Just a few hours before a mandatory curfew was to go into effect for the majority of Miami, a handful of residents and tourists who decided to stay put ahead of Hurricane Irma spent time walking the abandoned streets and watching the waves grow as the potentially catastrophic storm inched closer to the Sunshine State.
The wind and water – both unpredictable forces - kicked up considerably. Irma, the most powerful storm to hit the area in a decade, ravaged Cuba Friday night as a Category 5 storm before being downgraded to a Cat-3 storm Saturday, though it is expected to strengthen again.
Florida Gov. Rick Scott warned Saturday, “This is a life threatening situation. Our state has never seen anything like it.”
More than 5 million people – about 25 percent of the state’s population - were ordered out of Florida ahead of the storm.
Some listened. Some didn’t.
As the wind howled, several cranes in the downtown area swayed dangerously toward each other and nearby buildings. At one point, this reporter witnessed three large cranes circling.
A few blocks down the road, Bill and Shelly Wimberly took a stroll through the mostly-abandoned streets of Miami. They were among a handful of people trying to squeeze in some time outside before the mandatory curfews went into place starting at 7 p.m.
“There’s not a lot else to do,” Shelly Wimberly said. “All the stores are closed. The movie theater is closed. The museums are closed. The restaurants are closed and our hotel is filled with reporters.”
In Miami Beach, one shirtless man wearing hot pink arm floaties tied himself to a pole and declared that’s where he planned to ride out the storm. Some people within earshot laughed. Others rolled their eyes. One called him, “stupid as (expletive.)”
About 35 miles north in Hollywood Beach, the boardwalk was still fairly busy by mid-afternoon. The natural disaster brought an eclectic group to the area including self-described “hurricane historian” Nathan Parks.
The Cuban-born Floridian was on the beach with a homemade metal detector made out of aluminum cans. When asked by Fox if he had ever found anything with the device, he declared, “Not even a dime.”
Florida has been preparing for Irma for more than a week now, which included bolting down palm trees and securing the state’s famous pink flamingos.
Zoo Miami announced its birds would spend the storm in their steel cages – not in a public bathroom like they did 25 years ago when Hurricane Andrew tore through town.
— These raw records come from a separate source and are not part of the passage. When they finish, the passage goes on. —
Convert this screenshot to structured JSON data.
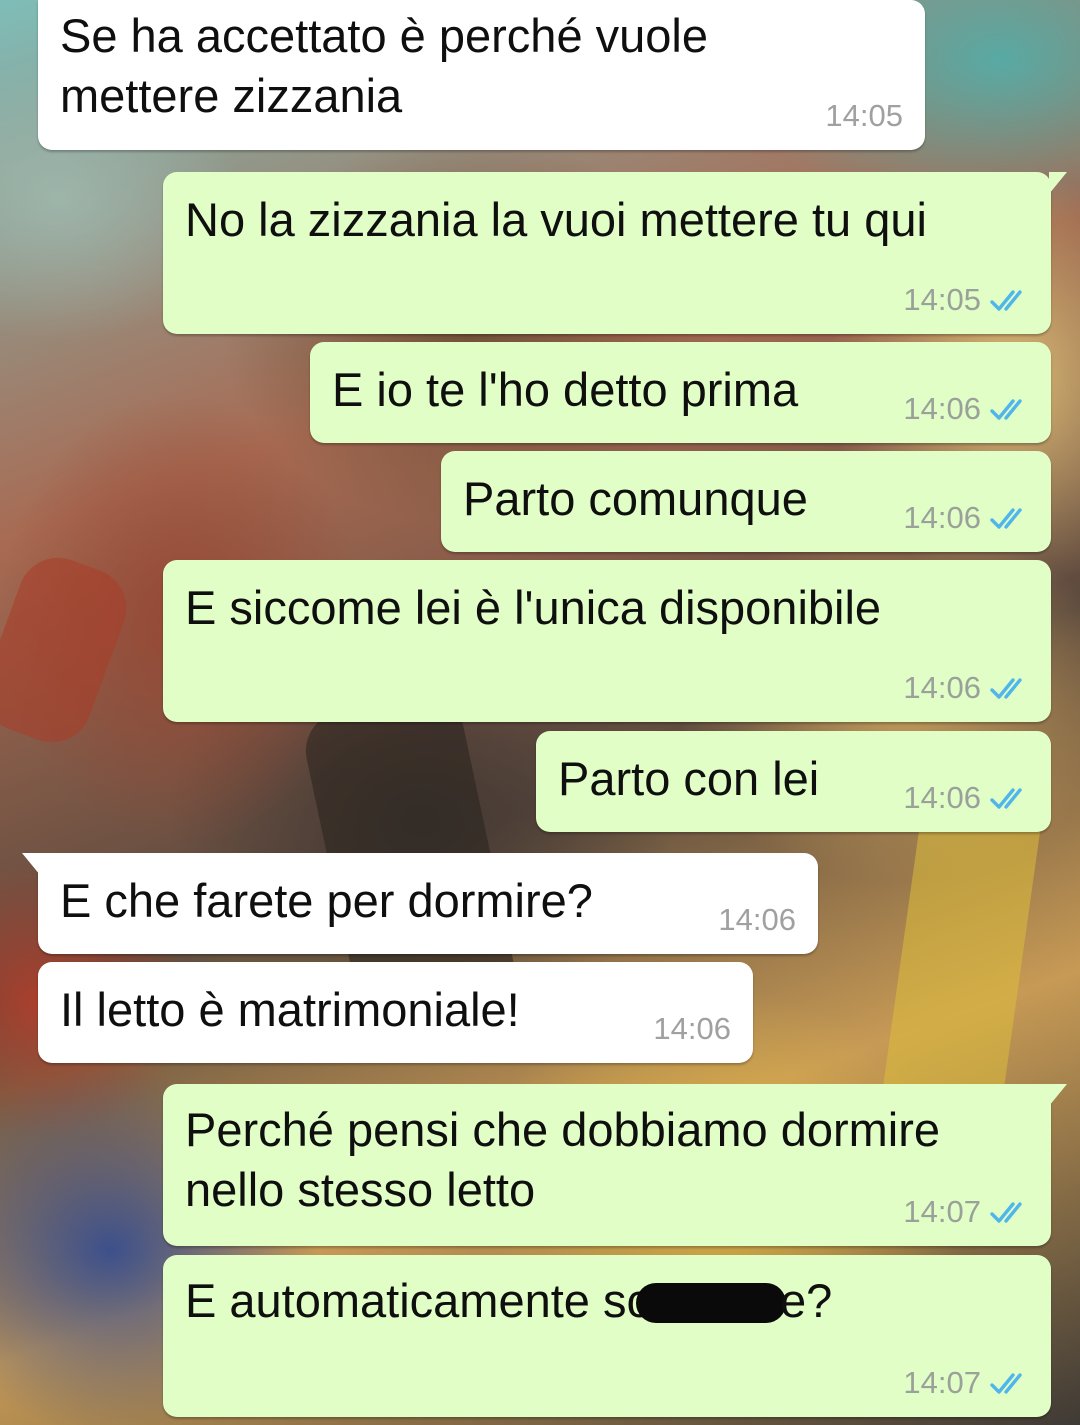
{
  "messages": [
    {
      "id": "m1",
      "direction": "incoming",
      "text": "Se ha accettato è perché vuole\nmettere zizzania",
      "time": "14:05"
    },
    {
      "id": "m2",
      "direction": "outgoing",
      "text": "No la zizzania la vuoi mettere tu qui",
      "time": "14:05",
      "status": "read"
    },
    {
      "id": "m3",
      "direction": "outgoing",
      "text": "E io te l'ho detto prima",
      "time": "14:06",
      "status": "read"
    },
    {
      "id": "m4",
      "direction": "outgoing",
      "text": "Parto comunque",
      "time": "14:06",
      "status": "read"
    },
    {
      "id": "m5",
      "direction": "outgoing",
      "text": "E siccome lei è l'unica disponibile",
      "time": "14:06",
      "status": "read"
    },
    {
      "id": "m6",
      "direction": "outgoing",
      "text": "Parto con lei",
      "time": "14:06",
      "status": "read"
    },
    {
      "id": "m7",
      "direction": "incoming",
      "text": "E che farete per dormire?",
      "time": "14:06"
    },
    {
      "id": "m8",
      "direction": "incoming",
      "text": "Il letto è matrimoniale!",
      "time": "14:06"
    },
    {
      "id": "m9",
      "direction": "outgoing",
      "text": "Perché pensi che dobbiamo dormire\nnello stesso letto",
      "time": "14:07",
      "status": "read"
    },
    {
      "id": "m10",
      "direction": "outgoing",
      "text_before_redaction": "E automaticamente sc",
      "text_after_redaction": "e?",
      "time": "14:07",
      "status": "read"
    }
  ],
  "colors": {
    "incoming_bubble": "#ffffff",
    "outgoing_bubble": "#e1fec6",
    "read_ticks": "#4fb6ec",
    "timestamp": "#9aa19a"
  },
  "icons": {
    "read_status": "double-check-icon"
  }
}
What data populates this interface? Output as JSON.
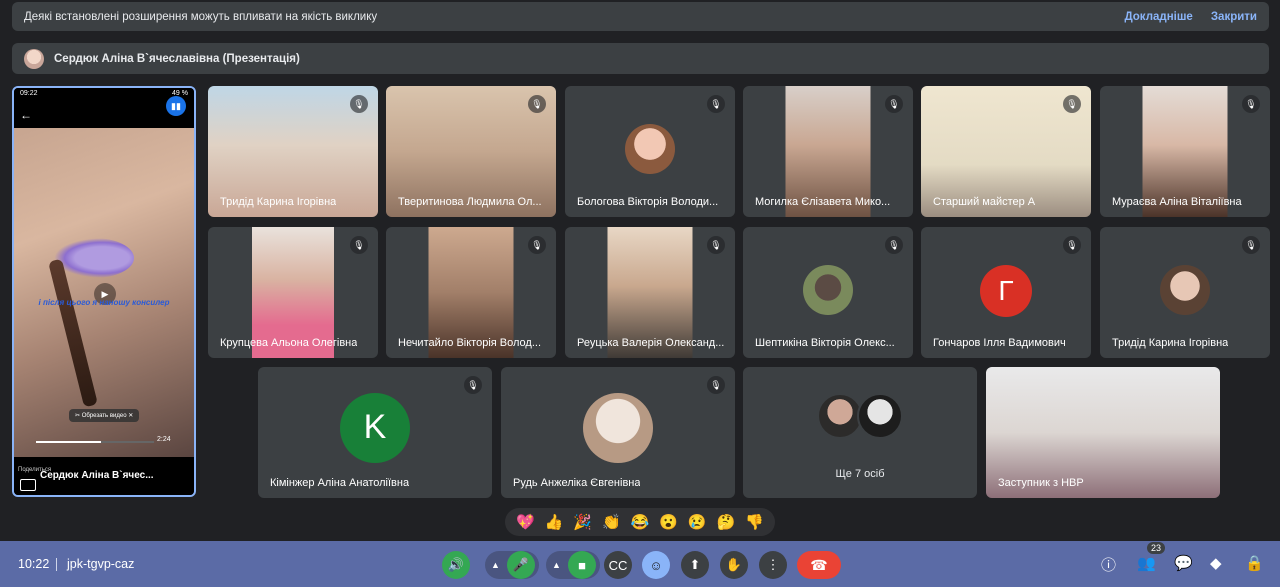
{
  "banner": {
    "message": "Деякі встановлені розширення можуть впливати на якість виклику",
    "details_link": "Докладніше",
    "close_link": "Закрити"
  },
  "presenter": {
    "label": "Сердюк Аліна В`ячеславівна (Презентація)"
  },
  "phone": {
    "status_time": "09:22",
    "battery": "49 %",
    "caption": "і після цього я наношу консилер",
    "trim_label": "Обрезать видео",
    "duration": "2:24",
    "progress": 0.55,
    "share_label": "Поделиться",
    "name": "Сердюк Аліна В`ячес..."
  },
  "tiles": [
    {
      "name": "Тридід Карина Ігорівна"
    },
    {
      "name": "Тверитинова Людмила Ол..."
    },
    {
      "name": "Бологова Вікторія Володи..."
    },
    {
      "name": "Могилка Єлізавета Мико..."
    },
    {
      "name": "Старший майстер А"
    },
    {
      "name": "Мураєва Аліна Віталіївна"
    },
    {
      "name": "Крупцева Альона Олегівна"
    },
    {
      "name": "Нечитайло Вікторія Волод..."
    },
    {
      "name": "Реуцька Валерія Олександ..."
    },
    {
      "name": "Шептикіна Вікторія Олекс..."
    },
    {
      "name": "Гончаров Ілля Вадимович",
      "letter": "Г",
      "color": "#d93025"
    },
    {
      "name": "Тридід Карина Ігорівна"
    },
    {
      "name": "Кімінжер Аліна Анатоліївна",
      "letter": "K",
      "color": "#188038"
    },
    {
      "name": "Рудь Анжеліка Євгенівна"
    },
    {
      "name": "Ще 7 осіб"
    },
    {
      "name": "Заступник з НВР"
    }
  ],
  "reactions": [
    "💖",
    "👍",
    "🎉",
    "👏",
    "😂",
    "😮",
    "😢",
    "🤔",
    "👎"
  ],
  "controls": {
    "time": "10:22",
    "meeting_code": "jpk-tgvp-caz",
    "participant_count": "23",
    "icons": [
      "audio-icon",
      "mic-icon",
      "camera-icon",
      "captions-icon",
      "emoji-icon",
      "present-icon",
      "hand-icon",
      "more-icon",
      "end-call-icon",
      "info-icon",
      "people-icon",
      "chat-icon",
      "activities-icon",
      "lock-icon"
    ]
  },
  "colors": {
    "accent": "#8ab4f8",
    "end_call": "#ea4335",
    "mic_on": "#34a853",
    "control_bar": "#5b6ba6"
  }
}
The iconic picture taken by staffer Ron Magill became one of the most recognized images to come out of Andrew. In the picture, a group of flamingos were huddled together in a restroom, staring at themselves in a mirror and in front of a row of sinks. The picture, some say, represented the absurdity and enormity of the storm and how off guard Andrew caught them.
This time around, preparations to protect the flamingos began much earlier.
Magill, now the zoo’s communication director, says it’s safer to keep the birds in Miami because Irma’s path has been so inconsistent. He says moving them could actually put them in more danger.